Sign In
CPW News Release
CPW News Release
​​
1/8/2018
CPW urges public to keep respectful distance as dozens of wildlife watchers flock to Lake Pueblo for glimpse of Arctic-dwelling snowy owl


CPW urges public to keep respectful distance as dozens of wildlife watchers flock to Lake Pueblo for glimpse of Arctic-dwelling snowy owl
FOR IMMEDIATE RELEASE 
Bill Vogrin
CPW SE Region PIO

719-227-5211


 

Jan. 8, 2018

Snowy owl, a rare visitor from the Arctic, has birders flocking to Lake Pueblo

PUEBLO, Colo. – Colorado Parks and Wildlife is urging bird lovers to keep a safe distance as they try to observe a rare snowy owl sighted at Lake Pueblo State Park.

April Estep, a CPW wildlife biologist who specializes in raptors, said the owl might stay in the area several days if it is not harassed by bird watchers.
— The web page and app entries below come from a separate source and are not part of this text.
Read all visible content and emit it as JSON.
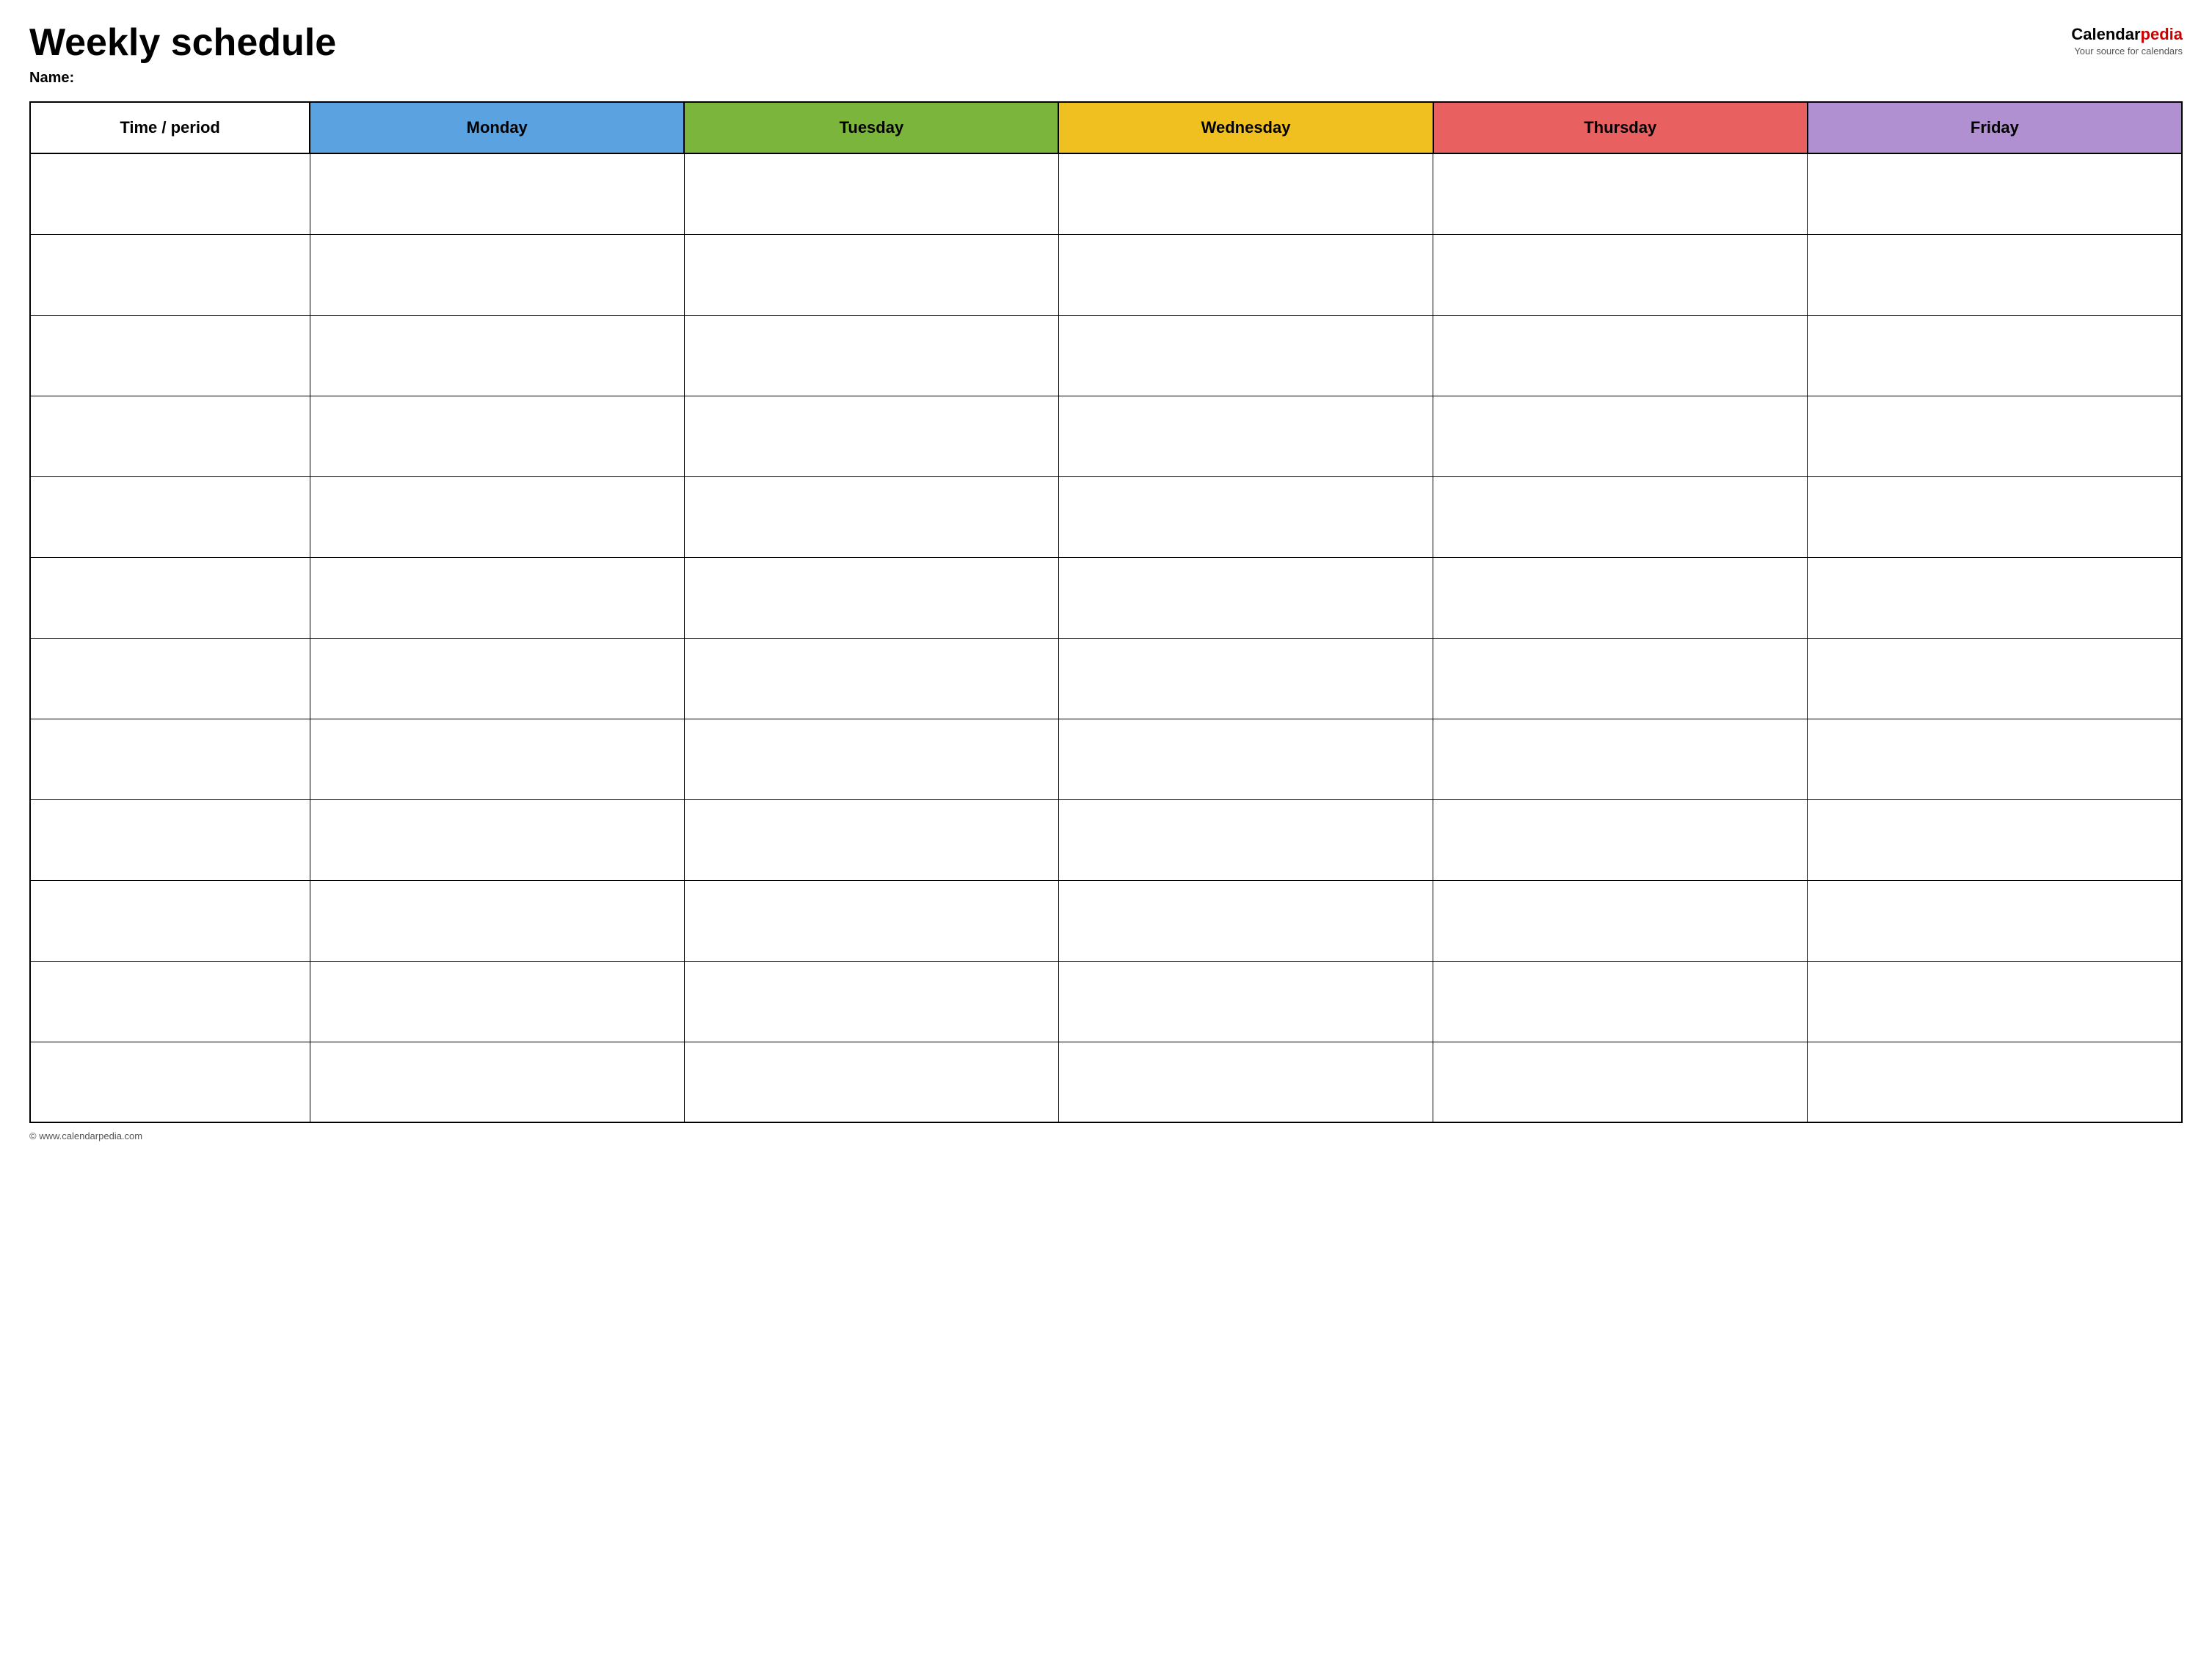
{
  "header": {
    "title": "Weekly schedule",
    "name_label": "Name:",
    "logo": {
      "brand_calendar": "Calendar",
      "brand_pedia": "pedia",
      "tagline": "Your source for calendars"
    }
  },
  "table": {
    "columns": [
      {
        "id": "time",
        "label": "Time / period",
        "color": "#ffffff"
      },
      {
        "id": "monday",
        "label": "Monday",
        "color": "#5ba3e0"
      },
      {
        "id": "tuesday",
        "label": "Tuesday",
        "color": "#7cb53c"
      },
      {
        "id": "wednesday",
        "label": "Wednesday",
        "color": "#f0c020"
      },
      {
        "id": "thursday",
        "label": "Thursday",
        "color": "#e86060"
      },
      {
        "id": "friday",
        "label": "Friday",
        "color": "#b090d0"
      }
    ],
    "row_count": 12
  },
  "footer": {
    "url": "© www.calendarpedia.com"
  }
}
“As with all wildlife, please be respectful of its space and try not to disturb its rest or hunting efforts,” Estep said. “Take advantage of this rare opportunity to see the snowy owl, but please keep your distance.”

Birders were all a twitter when the snowy owl, typically found in the Arctic region of North America, showed up Monday at Lake Pueblo’s South Marina. It is only the second recorded snowy owl for Pueblo County. The first snowy owl was seen here on Dec. 15, 1984.

Dozens of wildlife watchers, alerted by photos on social media, flocked to the park for a glimpse of the raptor with its distinctive white face, yellow eyes and black beak.

“It’s exciting,” said Monique Mullis, Lake Pueblo park manager. “We have birders lined up with their scopes and cameras trying to get a view of it.”

Snowy owls typically inhabit nests on the Arctic tundra and feed on rodents and waterfowl and will eat carrion when the opportunity arises. In winter, they move south into Canada.

Every few years, Coloradoans get a chance to see snowy owls in their own backyard. In 2014, the lower 48 states saw an irruption of mostly immature male snowy owls. The irruption was thought to be triggered by a record nesting season among the breeding population in northern Quebec. Irruptions can be created from food scarcity or increased population numbers.

An even bigger event is a “superflight” when the combination of high populations and climatological patterns send multiple northern species deep into the central and southern U.S.

The winter of 2017-18 is seeing an irruption of snowy owls once again. The snowy owls started making their way into Colorado in December. Other snowy owl sightings have been in Otero, Las Animas, Lincoln, Jefferson, Larimer and Morgan counties.

More information on snowy owls can be found at the Cornell Lab of Ornithology website www.allaboutbirds.org/guide/snowy_owl/id

PHOTOS: Courtesy of Colorado Parks and Wildlife

###

CPW is an enterprise agency, relying primarily on license sales, state parks fees and registration fees to support its operations, including: 41 state parks and more than 350 wildlife areas covering approximately 900,000 acres, management of fishing and hunting, wildlife watching, camping, motorized and non-motorized trails, boating and outdoor education. CPW's work contributes approximately $6 billion in total economic impact annually throughout Colorado.

Share
Tweet
Forward
Website
Copyright © 2018 Colorado Parks and Wildlife, All rights reserved.
​​